- Spanish -19%
- German – 19%
- Italian – 3%
- Russian – 3%
The Most Learned Languages in the United States of America
Statistics on foreign language learning in the United States of America come from the American Council on the Teaching of Foreign Languages (ACTFL) at the K-12 public school level, and the Modern Language Association of America (MLA) at the level of higher education (i.e. colleges and universities).
The Most Learned Languages in US K-12 Public Schools
According to a 2011 ACTFL report, these are the most commonly studied foreign languages (excluding “Other” category and extinct languages) in US K-12 Public Schools in the 2007-2008 academic year organized by number of enrollments (out of 8,907,201 total).
- Spanish – 6,418,331 enrollments
- French – 1,254,243
- German – 395,019
- Japanese – 72,845
- Chinese – 59,860
- Russian – 12,389
Note that this data specifically excludes English, which is not considered a foreign language in the US, despite there being no official language in the country.
English language learners, which numbered anywhere from 4.2 million-4.4 million students during the ACTFL survey period, would occupy the number two spot in the above list.
The Most Learned Languages in US Higher Education

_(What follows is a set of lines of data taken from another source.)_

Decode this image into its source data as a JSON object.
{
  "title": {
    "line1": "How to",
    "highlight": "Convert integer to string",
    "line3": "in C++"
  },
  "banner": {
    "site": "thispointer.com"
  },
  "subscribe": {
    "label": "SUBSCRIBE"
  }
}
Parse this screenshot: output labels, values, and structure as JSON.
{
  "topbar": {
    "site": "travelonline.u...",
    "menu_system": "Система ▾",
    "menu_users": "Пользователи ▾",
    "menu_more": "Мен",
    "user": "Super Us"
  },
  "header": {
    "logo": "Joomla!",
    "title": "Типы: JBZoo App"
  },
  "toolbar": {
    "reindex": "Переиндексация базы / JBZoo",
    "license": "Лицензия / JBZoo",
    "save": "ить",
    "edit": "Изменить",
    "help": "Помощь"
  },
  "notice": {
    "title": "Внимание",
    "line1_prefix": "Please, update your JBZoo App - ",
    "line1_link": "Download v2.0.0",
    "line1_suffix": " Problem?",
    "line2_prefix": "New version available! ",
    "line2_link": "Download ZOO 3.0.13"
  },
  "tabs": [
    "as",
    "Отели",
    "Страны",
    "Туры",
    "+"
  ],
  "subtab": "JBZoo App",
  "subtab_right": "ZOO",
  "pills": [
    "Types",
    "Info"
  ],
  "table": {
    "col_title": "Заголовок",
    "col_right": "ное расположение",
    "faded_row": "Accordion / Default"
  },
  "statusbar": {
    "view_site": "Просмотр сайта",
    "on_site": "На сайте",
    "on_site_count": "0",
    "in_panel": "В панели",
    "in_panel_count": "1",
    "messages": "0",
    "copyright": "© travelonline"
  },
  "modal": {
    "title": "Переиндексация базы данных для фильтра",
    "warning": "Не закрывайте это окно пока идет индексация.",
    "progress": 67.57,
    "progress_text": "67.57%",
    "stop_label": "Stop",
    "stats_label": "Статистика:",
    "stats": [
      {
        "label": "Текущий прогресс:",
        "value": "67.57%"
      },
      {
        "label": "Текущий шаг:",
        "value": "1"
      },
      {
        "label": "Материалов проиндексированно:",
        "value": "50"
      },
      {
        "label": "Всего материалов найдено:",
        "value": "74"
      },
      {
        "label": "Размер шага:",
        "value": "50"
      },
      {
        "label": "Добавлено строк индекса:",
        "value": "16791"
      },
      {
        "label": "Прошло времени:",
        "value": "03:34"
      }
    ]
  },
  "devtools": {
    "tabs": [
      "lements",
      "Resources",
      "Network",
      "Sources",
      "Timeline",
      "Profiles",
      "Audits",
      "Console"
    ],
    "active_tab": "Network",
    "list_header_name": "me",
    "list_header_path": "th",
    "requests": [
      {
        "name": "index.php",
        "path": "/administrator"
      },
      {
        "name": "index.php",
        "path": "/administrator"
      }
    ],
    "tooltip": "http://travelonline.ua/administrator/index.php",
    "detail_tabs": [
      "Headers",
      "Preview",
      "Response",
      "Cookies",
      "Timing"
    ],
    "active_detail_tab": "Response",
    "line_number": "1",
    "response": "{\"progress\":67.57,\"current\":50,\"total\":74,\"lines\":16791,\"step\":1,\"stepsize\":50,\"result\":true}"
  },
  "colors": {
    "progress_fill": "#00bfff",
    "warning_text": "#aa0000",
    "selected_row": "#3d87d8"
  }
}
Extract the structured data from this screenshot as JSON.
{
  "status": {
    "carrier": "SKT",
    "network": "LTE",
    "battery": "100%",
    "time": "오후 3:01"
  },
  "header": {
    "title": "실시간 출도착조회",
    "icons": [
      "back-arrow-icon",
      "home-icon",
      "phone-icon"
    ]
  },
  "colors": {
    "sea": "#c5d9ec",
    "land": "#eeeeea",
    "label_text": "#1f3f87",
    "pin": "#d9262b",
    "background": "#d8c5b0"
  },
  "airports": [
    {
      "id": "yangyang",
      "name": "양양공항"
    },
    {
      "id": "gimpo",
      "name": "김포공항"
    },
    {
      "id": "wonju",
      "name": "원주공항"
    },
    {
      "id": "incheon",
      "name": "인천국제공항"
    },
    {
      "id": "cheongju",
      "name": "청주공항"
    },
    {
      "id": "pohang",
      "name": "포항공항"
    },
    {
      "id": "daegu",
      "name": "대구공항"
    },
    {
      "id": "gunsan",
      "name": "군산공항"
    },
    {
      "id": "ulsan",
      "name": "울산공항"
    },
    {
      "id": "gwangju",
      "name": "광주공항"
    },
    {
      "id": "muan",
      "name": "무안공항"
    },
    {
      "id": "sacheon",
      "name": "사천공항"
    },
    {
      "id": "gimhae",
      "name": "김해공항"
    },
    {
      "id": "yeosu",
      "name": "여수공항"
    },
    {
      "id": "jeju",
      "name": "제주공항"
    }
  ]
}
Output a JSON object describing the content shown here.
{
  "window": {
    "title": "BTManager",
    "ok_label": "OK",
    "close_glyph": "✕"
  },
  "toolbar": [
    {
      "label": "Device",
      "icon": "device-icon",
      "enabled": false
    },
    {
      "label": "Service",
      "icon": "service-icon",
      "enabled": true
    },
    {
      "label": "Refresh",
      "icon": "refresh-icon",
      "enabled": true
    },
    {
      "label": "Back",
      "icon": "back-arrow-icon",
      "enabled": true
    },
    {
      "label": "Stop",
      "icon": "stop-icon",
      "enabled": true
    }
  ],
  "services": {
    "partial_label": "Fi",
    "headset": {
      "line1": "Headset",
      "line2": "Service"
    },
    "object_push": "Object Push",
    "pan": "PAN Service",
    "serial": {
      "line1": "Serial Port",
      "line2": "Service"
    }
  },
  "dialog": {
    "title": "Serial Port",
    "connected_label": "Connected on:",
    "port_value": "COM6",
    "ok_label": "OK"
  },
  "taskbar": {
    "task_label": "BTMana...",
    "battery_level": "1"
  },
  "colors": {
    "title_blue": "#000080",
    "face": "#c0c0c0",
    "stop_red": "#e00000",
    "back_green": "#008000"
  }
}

In the autumn of 2013, the Modern Language Association published a survey titled Enrollments in Languages Other Than English in United States Institutions of Higher Education.
From that data, these are the top 10 most learned non-English languages in US higher education in 2013, organized by number of enrollments (out of 1,562,179 total). Extinct languages (like Latin or Ancient Greek), have not been included.
- Spanish – 790,756 enrollments
- French – 197,757
- ASL – 109,577
- German – 86,700
- Italian – 71,285
- Japanese – 66,740
- Chinese – 61,055
- Arabic – 32,286
- Russian – 21,962
- Portuguese – 12,415
Again, this data excludes English learners.
However, the Institute of International Education (IIE) reports that there were a total of 886,052 international students entering US Higher Education in the 2013-2014 academic year (concurrent to the 2013 MLA data), 847,557 of which were not from a majority native-English-speaking country.
Combined with the data from the MLA survey, we can conclude that English would occupy the number one spot on the above list, displacing Spanish to number two.
A comprehensive survey of language learners across all countries of the world and all living languages does not yet exist.
Until such a survey is conducted, a definitive determination of the most commonly studied languages on the Earth will be out of our reach.
In the meantime, we can use the above data, taken from a variety of international-, national-, and local-level sources, to infer that the most studied languages in the world are as follows:
- French or Spanish
Beyond these, evidence shows that languages like Italian, Portuguese, Russian, Japanese, and Chinese (Mandarin) all enjoy a vast amount of popularity worldwide.
Personal tastes and individual motivations towards a particular language will always differ greatly from one person to the next. Whether you choose a popular language or not, make sure that your ultimate choice of language is meaningful and motivating for you, and you alone. That way, you can ensure that your commitment to language learning is a personal one that will stand the test of time.